Kathy Souza: We welcome clean industry. We welcome manufacturing and jobs to the town. That's much needed. We just hope that this is the real deal and that they're a great neighbor and that we can all work together.

PF: It sounds locally like people are on board with this. Let's zoom out to the rest of the state. What do these two major projects mean for the electricity grid?

DA: Well, it means a lot more renewable energy. Combined, the two projects double the amount of offshore wind electricity that will be flowing into the grid in the coming decade. Officials said that, once these projects are completed, offshore wind will account for about a quarter of the state's electric load. So that's a significant amount for a new industry that's basically starting from scratch here.

PF: So, Daniel, if I live in the region, will I be getting my power from a non-fossil fuel? And will my electricity bill change at all?

DA: Two great questions, and the answers are maybe and maybe. So overall, those electrons that are buzzing through your light bulbs — they're still going to be a mix of fossil fuel and renewable wind energy. But the share of that renewable wind energy is definitely going to jump once these wind farms come online. And then as for the cost that you'll see on your electrical bill, that is also uncertain. State officials did announce a price cap for wholesale energy costs for these projects. But it's important to keep in mind that once the electric utilities buy that wholesale energy, they then distribute it through the grid and into your home. And those distribution costs will remain relatively stable. So it's a complicated picture, but overall it could mean a modest increase in your energy bill. But we really have to wait and see, especially since the cost of wind energy is falling every year as the technology and the economy of scale improves.

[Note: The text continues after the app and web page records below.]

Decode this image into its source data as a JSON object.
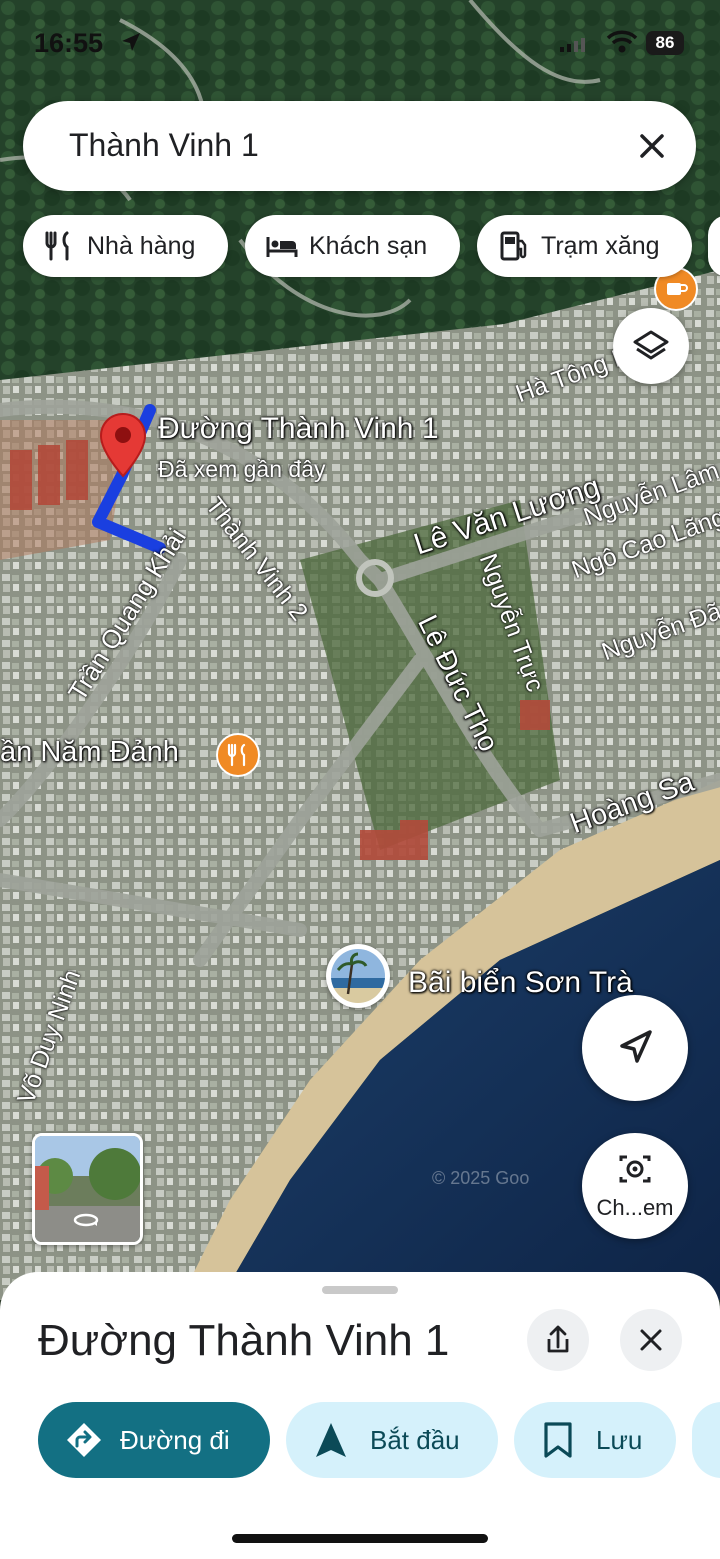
{
  "status_bar": {
    "time": "16:55",
    "battery": "86"
  },
  "search": {
    "query": "Thành Vinh 1"
  },
  "chips": [
    {
      "label": "Nhà hàng",
      "icon": "restaurant-icon"
    },
    {
      "label": "Khách sạn",
      "icon": "hotel-icon"
    },
    {
      "label": "Trạm xăng",
      "icon": "gas-station-icon"
    }
  ],
  "map": {
    "pin_title": "Đường Thành Vinh 1",
    "pin_subtitle": "Đã xem gần đây",
    "streets": {
      "ha_tong": "Hà Tông H",
      "le_van_luong": "Lê Văn Lương",
      "nguyen_lam": "Nguyễn Lâm",
      "ngo_cao_lang": "Ngô Cao Lãng",
      "nguyen_truc": "Nguyễn Trực",
      "nguyen_da": "Nguyễn Đã",
      "thanh_vinh_2": "Thành Vinh 2",
      "tran_quang_khai": "Trần Quang Khải",
      "le_duc_tho": "Lê Đức Thọ",
      "hoang_sa": "Hoàng Sa",
      "vo_duy_ninh": "Võ Duy Ninh"
    },
    "poi_restaurant": "ần Năm Đảnh",
    "poi_beach": "Bãi biển Sơn Trà",
    "watermark": "© 2025 Goo",
    "lens_label": "Ch...em"
  },
  "sheet": {
    "title": "Đường Thành Vinh 1",
    "actions": [
      {
        "label": "Đường đi",
        "icon": "directions-icon"
      },
      {
        "label": "Bắt đầu",
        "icon": "navigate-icon"
      },
      {
        "label": "Lưu",
        "icon": "bookmark-icon"
      }
    ]
  },
  "colors": {
    "primary": "#137083",
    "action_bg": "#d5f1fb",
    "pin": "#e53935",
    "route": "#1a3fe0",
    "poi_orange": "#f08a24"
  }
}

Daniel covers the South Coast for WCAI. He comes to the station from Minnesota Public Radio, where he reported on science and the environment. Daniel has produced audio documentaries on a motley mix of topics, from the science of sewage to the history of automobile license plates. He holds a PhD in climate change ecology from the University of Minnesota. Daniel is a 2021-22 Report For America corps member.
Patrick Flanary is a dad, journalist, and host of Morning Edition.